To be clear, while security should never be overlooked, there are simply more risks associated with APIs that accept inputs (e.g.: the POST method to a RESTful API) like those of Twitter and Facebook than there are with query-only APIs for retrieving data. What should current and future providers of such APIs do about it? Perhaps there’s something to learn from the proactive measures that Twitter currently takes.
For example, Twitter publishes special guidelines to developers regarding abuse prevention and security. Demonstrative of how proactive Twitter is being when it comes to the security best practices of its developers, those guidelines state the following:
We assume you don’t want your application used for abuse, and we’re here to work with developers to prevent spammers from targeting your application. If we start to notice (or receive user reports) of spam coming from your program, we’ll reach out to you to try and remedy the situation. Often, developers are able to make minor changes to a feature that will make their service less attractive to hackers or spammers, without impacting their legitimate users.
If you’re unwilling or unable to control the abuse coming into the Twitter system, or are disingenuous in your attempts to make a more secure application, we may request specific feature changes. If you can’t, or are unwilling, to make feature adjustments to prevent abuse on Twitter, we reserve the right to revoke your OAuth token or ban your application from the Twitter ecosystem. Developers can appeal revocation of OAuth tokens; please see this help page for more information.
We absolutely want to work with authentic developers to find a solution to prevent abuse and spam without impacting the legitimate users of their applications. If you’ve disabled a feature in the past because of abuse, and would like to help finding ways to reintroduce the feature without attracting spammers, please contact us via our support forms: https://support.twitter.com/forms/platform.

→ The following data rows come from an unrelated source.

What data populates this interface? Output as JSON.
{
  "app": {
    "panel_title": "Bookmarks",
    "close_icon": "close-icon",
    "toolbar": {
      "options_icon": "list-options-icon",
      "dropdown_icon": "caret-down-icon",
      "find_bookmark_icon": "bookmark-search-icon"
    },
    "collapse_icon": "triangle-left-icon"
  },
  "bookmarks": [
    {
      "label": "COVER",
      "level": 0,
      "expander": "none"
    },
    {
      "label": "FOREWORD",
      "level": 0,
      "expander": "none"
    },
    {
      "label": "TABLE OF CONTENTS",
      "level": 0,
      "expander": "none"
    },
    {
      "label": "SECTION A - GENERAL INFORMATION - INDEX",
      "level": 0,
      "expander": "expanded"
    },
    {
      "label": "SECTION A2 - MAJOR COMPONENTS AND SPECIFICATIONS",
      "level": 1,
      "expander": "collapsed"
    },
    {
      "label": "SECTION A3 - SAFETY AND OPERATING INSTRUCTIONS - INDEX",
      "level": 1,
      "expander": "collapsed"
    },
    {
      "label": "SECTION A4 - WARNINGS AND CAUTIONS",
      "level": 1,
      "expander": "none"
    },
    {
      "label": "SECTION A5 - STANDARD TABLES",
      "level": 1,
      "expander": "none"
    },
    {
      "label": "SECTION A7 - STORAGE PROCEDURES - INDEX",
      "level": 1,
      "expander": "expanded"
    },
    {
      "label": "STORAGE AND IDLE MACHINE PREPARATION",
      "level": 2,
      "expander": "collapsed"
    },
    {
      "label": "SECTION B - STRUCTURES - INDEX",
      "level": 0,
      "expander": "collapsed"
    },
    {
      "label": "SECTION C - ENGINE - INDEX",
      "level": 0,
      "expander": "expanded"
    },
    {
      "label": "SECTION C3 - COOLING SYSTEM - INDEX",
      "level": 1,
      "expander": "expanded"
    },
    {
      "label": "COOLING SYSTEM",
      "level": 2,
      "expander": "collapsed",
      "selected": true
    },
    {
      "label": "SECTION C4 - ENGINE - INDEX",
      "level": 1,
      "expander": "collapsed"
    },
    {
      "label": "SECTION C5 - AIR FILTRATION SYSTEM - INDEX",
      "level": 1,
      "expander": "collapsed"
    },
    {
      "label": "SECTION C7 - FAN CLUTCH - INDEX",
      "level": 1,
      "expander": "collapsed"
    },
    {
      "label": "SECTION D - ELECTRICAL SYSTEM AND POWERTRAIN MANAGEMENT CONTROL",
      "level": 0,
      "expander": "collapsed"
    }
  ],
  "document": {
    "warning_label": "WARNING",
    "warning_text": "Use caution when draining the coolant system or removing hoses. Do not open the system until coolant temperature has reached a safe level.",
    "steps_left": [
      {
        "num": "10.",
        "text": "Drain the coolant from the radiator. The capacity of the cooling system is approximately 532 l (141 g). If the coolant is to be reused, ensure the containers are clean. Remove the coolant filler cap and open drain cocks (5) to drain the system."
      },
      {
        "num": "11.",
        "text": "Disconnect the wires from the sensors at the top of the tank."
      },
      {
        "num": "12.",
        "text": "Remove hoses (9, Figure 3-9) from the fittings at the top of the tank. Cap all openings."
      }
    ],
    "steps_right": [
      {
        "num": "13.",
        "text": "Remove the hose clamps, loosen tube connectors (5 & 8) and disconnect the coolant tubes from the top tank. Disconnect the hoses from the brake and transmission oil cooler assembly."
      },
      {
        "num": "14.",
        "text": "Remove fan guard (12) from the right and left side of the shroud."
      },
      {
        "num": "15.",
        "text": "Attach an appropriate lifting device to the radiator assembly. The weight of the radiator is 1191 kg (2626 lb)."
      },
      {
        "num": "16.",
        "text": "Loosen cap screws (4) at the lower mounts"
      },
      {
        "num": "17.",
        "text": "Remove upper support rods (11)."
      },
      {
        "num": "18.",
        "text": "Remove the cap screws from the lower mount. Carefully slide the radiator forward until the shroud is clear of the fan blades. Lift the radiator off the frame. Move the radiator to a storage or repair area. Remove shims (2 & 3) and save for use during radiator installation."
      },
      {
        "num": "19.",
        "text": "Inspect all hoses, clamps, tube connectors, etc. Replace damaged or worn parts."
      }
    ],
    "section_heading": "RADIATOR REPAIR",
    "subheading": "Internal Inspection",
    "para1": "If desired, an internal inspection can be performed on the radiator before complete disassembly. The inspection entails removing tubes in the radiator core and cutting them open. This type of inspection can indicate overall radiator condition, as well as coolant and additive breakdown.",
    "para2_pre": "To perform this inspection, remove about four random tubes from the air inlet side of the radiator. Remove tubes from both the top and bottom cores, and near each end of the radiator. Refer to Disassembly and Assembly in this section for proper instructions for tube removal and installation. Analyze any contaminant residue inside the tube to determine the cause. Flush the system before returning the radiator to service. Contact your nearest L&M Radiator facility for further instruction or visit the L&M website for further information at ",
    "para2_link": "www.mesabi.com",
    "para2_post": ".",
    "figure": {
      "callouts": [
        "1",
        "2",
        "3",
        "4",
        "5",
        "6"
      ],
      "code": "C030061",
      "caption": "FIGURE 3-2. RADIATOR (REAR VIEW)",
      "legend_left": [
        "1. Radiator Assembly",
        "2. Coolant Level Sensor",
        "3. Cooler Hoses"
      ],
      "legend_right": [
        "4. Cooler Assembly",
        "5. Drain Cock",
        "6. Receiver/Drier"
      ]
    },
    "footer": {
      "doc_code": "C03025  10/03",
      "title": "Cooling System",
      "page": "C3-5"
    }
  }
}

In the eyes of Twitter, for better or worse, developers are innocent until proven guilty. Even better for developers like Buffer who’s intentions are noble, Twitter is pretty lenient. Whereas it could easily revoke a developer’s license upon the first transgression, Twitter seems to prefer a more constructive relationship aimed at preserving developer access to its APIs while collaboratively remedying the problem. At the time of this post on Saturday evening, Twitter had not yet responded to ProgrammableWeb’s inquiries. But one obvious question would deal with the scalability and cost of such an approach. Not every API provider has the resources to send reinforcements off to developers with security issues. Even Twitter must be limited to the extent it can do this.
Though we won’t know until Twitter officially comments on the matter, Twitter may have also taken the additional step of zapping the offending posts. A search of Twitter revealed that many of the offending posts have yet to be unpublished. But that doesn’t mean that the special forces at Twitter HQ aren’t already busy neutralizing the spam (a best practice that other API providers could lock and load as a part of their own preparedness for such incidents).
As for Facebook, its developer terms of service — at least the ones that ProgrammableWeb could find — were less explicit about the extent to which the company wants to work with developers on the security front (though spam is clearly discouraged in writing).
Through services like Buffer, Twitter and Facebook are huge targets. But, that doesn’t mean that smaller API providers shouldn’t be equally if not more pro-active with developers through their policies, outreach, and incident preparedness.
Update: Be sure to read the follow-up to this story: Why The Attack On Buffer Was A Serious Wake-Up Call For The Web.
By David Berlind. David is the editor-in-chief of ProgrammableWeb.com. You can reach him at firstname.lastname@example.org. Connect to David on Twitter at @dberlind or Google+, or friend him on Facebook.